■ **What to produce**
For the data below, give the number of lines in which "SCHUFA" occurs. Include nothing besides that number.

■ **Records to use**
------------------------

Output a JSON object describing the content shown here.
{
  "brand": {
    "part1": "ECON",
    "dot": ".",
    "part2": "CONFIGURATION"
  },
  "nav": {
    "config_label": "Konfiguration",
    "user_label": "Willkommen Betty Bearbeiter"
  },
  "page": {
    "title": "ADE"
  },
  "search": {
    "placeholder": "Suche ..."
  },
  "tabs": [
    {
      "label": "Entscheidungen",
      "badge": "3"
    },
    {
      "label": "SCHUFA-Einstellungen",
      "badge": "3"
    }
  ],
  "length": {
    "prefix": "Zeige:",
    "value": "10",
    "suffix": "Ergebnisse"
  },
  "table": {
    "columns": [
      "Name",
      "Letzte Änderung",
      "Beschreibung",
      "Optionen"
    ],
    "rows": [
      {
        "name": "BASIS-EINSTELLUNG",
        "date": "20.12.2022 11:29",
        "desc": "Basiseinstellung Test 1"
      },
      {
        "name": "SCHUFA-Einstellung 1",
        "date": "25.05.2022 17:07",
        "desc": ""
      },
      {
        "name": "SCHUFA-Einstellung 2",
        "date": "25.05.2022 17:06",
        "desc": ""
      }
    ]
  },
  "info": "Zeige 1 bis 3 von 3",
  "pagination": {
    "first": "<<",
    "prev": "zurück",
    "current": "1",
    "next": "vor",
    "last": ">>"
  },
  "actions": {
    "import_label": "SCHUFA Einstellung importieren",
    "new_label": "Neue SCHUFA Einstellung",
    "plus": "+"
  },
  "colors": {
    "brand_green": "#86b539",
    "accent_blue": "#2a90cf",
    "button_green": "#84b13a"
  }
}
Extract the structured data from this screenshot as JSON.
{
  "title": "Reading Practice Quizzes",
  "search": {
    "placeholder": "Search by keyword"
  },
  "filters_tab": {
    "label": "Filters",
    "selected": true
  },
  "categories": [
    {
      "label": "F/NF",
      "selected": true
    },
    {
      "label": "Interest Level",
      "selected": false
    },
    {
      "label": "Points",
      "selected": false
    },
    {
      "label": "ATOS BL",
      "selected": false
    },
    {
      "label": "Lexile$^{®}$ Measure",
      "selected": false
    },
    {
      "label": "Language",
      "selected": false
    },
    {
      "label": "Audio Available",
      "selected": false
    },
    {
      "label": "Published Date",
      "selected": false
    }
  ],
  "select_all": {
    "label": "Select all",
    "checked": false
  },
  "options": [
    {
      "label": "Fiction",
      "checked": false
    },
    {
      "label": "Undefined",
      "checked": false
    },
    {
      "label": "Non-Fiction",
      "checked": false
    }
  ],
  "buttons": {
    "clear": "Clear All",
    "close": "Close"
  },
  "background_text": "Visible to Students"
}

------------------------

■ **Written response**
5